Tuesday, July 31, 2012

Wedding Bells?

Inevitably, it happens every summer - it is the joyful celebration of couples joining together in marriage. I will confess to something that many pastors may not readily admit:  most pastors find it easier to do funerals than weddings. I know that sounds strange to many of you reading this, but as a rule we know that when we do a funeral we have no words to give comfort only the truth of the gospel and our hope in Christ is all we offer. But, for much of my ministry I have had a sense of dread when it came to weddings because you know that in most cases, you have parents dropping big bucks on a single day and they want everything special and perfect for their daughter:  the battle to make it perfect with so many people involved can sometimes be unpleasant!  However, over the last few years I discovered that much of the problem I had with weddings was because of my poor instruction.   I had bought into the American idea that the wedding was this one day that this sweet girl had always dreamed of, and I would spend time at end of several premarital counseling sessions really trying to find out what the bride wanted me to do in order to make this her special day. Now, certainly a wedding is a celebration, and we should want that day to be special; but, the desire for the bride to be happy has created shows like Bridezilla!
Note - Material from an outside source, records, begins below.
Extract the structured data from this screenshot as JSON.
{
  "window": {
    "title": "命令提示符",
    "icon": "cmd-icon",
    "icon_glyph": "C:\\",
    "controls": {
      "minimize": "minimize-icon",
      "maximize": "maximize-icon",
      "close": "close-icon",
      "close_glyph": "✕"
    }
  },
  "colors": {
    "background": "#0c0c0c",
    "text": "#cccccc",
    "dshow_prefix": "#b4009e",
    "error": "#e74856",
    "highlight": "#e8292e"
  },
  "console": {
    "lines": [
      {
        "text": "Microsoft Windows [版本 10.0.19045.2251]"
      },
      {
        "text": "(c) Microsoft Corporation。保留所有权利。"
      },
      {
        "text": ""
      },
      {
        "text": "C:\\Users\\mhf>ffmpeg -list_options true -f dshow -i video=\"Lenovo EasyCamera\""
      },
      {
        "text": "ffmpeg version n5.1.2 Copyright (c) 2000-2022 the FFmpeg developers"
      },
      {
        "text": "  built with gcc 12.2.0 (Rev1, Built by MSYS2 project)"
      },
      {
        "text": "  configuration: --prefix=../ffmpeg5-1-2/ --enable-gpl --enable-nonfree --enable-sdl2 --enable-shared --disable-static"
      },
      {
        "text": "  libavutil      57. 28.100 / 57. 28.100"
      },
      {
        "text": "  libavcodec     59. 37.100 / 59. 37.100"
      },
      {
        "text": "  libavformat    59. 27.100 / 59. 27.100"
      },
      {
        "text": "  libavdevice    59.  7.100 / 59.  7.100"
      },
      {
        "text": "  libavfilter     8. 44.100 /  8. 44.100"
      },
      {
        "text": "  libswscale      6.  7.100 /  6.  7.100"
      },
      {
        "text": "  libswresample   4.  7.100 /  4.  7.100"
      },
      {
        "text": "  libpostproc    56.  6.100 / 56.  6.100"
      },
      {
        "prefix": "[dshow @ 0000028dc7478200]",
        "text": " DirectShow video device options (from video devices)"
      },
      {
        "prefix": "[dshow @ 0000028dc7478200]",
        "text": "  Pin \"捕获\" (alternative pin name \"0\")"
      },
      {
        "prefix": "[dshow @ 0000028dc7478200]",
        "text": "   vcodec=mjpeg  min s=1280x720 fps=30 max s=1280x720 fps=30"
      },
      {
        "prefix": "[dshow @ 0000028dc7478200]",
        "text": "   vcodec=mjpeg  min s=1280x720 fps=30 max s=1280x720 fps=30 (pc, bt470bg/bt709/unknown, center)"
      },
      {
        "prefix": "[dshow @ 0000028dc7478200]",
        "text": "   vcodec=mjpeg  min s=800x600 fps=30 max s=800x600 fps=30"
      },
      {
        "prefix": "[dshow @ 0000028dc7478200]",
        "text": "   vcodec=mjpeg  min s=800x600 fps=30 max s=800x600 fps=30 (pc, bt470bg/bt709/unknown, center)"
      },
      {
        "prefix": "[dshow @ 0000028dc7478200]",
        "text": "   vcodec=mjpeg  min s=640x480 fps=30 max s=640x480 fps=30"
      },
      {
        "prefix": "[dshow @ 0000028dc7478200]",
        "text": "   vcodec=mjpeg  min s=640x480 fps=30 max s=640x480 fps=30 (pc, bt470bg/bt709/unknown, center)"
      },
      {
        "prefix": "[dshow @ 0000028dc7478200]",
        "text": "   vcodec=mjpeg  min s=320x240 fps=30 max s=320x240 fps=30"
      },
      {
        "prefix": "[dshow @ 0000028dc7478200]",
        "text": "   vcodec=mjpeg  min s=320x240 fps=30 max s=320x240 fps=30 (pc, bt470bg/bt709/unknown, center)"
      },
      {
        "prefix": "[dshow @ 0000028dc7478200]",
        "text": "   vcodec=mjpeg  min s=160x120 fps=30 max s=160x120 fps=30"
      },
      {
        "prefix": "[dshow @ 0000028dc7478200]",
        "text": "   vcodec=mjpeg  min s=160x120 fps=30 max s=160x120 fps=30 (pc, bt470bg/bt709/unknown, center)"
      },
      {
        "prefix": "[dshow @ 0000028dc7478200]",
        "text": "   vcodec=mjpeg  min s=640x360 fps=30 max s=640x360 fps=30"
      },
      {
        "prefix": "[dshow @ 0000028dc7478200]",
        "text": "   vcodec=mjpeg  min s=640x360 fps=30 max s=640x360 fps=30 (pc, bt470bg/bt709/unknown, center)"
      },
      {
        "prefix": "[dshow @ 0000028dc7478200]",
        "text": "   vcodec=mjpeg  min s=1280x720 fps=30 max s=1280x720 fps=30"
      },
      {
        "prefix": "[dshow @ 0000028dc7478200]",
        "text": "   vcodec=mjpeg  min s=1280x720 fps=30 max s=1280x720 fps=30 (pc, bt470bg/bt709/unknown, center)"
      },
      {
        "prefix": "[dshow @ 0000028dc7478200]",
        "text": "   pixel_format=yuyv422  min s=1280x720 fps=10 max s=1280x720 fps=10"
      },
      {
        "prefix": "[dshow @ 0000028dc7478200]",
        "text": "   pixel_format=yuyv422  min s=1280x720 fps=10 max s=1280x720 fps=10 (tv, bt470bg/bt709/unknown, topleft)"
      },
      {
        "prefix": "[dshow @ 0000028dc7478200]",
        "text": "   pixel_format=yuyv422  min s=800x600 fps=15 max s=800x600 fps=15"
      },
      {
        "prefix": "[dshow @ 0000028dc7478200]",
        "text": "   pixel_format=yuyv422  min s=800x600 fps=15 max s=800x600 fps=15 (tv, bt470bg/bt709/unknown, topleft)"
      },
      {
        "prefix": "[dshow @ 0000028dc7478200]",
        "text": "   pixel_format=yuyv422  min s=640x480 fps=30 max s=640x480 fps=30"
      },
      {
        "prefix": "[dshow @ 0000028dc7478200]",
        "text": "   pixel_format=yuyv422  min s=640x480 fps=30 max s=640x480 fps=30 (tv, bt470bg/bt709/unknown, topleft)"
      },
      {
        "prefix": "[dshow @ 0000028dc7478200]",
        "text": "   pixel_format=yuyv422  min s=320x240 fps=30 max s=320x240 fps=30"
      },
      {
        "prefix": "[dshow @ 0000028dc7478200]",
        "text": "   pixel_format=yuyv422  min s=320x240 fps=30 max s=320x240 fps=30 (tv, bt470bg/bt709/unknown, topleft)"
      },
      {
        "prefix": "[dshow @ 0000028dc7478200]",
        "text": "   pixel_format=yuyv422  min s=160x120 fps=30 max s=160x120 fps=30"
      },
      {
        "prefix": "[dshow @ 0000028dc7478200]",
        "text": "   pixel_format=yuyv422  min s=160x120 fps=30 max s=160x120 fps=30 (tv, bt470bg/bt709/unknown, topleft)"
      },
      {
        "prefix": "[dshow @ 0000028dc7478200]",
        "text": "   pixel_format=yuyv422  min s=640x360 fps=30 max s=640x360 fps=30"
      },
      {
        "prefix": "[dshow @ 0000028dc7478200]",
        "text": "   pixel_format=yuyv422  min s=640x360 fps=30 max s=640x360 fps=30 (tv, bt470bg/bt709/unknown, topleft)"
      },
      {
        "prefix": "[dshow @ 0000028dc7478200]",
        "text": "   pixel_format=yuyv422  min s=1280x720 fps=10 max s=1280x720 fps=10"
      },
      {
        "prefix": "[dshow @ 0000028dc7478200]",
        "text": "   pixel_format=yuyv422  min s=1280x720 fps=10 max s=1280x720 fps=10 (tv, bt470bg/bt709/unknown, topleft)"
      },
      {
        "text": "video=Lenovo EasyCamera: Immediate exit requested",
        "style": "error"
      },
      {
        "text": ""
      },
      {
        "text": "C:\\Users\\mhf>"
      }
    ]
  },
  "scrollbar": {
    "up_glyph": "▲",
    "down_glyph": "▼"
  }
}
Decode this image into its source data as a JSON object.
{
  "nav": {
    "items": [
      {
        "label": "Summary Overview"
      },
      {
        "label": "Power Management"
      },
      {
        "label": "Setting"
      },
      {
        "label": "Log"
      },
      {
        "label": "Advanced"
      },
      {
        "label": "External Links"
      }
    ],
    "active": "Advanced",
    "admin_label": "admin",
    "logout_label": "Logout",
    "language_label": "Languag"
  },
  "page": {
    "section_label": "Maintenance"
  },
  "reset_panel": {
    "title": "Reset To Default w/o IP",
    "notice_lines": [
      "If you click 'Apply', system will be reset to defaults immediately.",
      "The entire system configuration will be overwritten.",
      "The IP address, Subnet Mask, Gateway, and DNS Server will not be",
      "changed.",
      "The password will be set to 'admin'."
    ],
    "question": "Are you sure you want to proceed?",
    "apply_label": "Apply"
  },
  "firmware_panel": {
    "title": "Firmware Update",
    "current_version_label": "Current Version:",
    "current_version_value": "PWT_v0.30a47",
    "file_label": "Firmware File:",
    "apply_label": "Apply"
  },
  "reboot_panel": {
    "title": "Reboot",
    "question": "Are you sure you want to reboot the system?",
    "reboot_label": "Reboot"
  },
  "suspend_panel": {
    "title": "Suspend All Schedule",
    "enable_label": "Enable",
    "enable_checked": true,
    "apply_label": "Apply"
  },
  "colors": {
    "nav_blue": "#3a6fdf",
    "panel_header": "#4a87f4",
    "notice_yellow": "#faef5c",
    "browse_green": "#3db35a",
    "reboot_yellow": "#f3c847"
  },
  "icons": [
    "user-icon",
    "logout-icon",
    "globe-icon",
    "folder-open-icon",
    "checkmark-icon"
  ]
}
We have taught and bought into the unbiblical idea that the wedding is all about the bride, and then in 3, 5, 9 or 12 years we are shocked that the couple comes in for counseling because the reality has hit them that the world, nor the marriage revolves around them.

The couples that I have dealt with at Trinity in the last year or so who have been planning their wedding have been the most enjoyable couples I have ever worked with before.  The main reason for this is because I am determined to change this mindset as a pastor.  I have purposefully taught from the pulpit –every time I speak of marriage - that the chief purpose of marriage is not about the couple, but it is solely about Christ. I have heard and said many times that “marriage was God’s idea” but too often after that is uttered in a wedding ceremony, we then put our focus on the earthly bride and groom. The purpose of marriage is to honor God; the reason for children is for a godly offspring. Neither the ceremony nor the marriage is about you, nor is it about me. It IS about God, and when we participate in a wedding ceremony it should drip with the beauty of the love and dedication Christ has to His people and that we should have to Him. Marriage is a wonderful idea that only God could have authored, and while it can bring wonderful joy, we would do well to teach our children, ourselves and our engaged couples that your happiness is not the chief purpose of marriage, God’s glory is. The more clearly I have taught this from the pulpit it has been amazing that during premarital counseling the focus has shifted from how can we make “Cinderella feel more like a princess” to the bride and groom asking for ways and ideas that they could better display the truth of the gospel and love that Christ has for His bride in their wedding.  Now, I must also say that the couples I have been counseling with in this area have been so focused on their walk with Christ coming into the relationship, that it has been a blessing watching as they develop a minset for marriage that is in covenant with Christ. 

All that to say, it has been so refreshing and joyful for me as a pastor, to watch so many of our newly married and soon to be married couples, walk in to my office using their creative energy not to focus on “self” but to glorify Christ on their special day! What a blessing!